Segment Start: EXTRACTED ENTRIES

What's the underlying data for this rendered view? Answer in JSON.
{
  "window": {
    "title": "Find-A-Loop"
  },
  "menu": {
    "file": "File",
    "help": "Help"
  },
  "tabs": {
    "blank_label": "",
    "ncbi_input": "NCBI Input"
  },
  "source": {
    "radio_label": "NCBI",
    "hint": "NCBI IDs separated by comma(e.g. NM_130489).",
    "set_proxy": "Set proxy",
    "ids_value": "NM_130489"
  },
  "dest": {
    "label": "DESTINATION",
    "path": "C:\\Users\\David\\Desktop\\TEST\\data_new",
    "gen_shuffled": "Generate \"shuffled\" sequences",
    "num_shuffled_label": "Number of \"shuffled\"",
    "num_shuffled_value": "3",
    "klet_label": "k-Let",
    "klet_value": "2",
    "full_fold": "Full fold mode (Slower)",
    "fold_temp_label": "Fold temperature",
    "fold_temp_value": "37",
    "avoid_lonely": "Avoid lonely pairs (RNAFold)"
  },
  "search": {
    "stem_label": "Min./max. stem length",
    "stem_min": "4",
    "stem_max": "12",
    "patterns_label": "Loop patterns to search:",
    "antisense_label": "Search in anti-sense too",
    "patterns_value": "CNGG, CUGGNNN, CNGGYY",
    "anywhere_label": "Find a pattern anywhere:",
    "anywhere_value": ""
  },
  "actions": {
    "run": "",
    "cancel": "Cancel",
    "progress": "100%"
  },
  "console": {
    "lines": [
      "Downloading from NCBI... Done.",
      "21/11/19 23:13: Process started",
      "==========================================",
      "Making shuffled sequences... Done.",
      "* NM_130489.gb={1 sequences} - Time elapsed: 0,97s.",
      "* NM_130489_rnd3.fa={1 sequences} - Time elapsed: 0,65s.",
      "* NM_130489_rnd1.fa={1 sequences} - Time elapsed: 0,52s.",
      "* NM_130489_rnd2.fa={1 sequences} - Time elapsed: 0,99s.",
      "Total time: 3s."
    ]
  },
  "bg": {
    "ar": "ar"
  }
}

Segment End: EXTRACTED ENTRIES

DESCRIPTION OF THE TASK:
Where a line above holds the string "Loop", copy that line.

RESULT OF THIS TASK:
    "title": "Find-A-Loop"
    "patterns_label": "Loop patterns to search:",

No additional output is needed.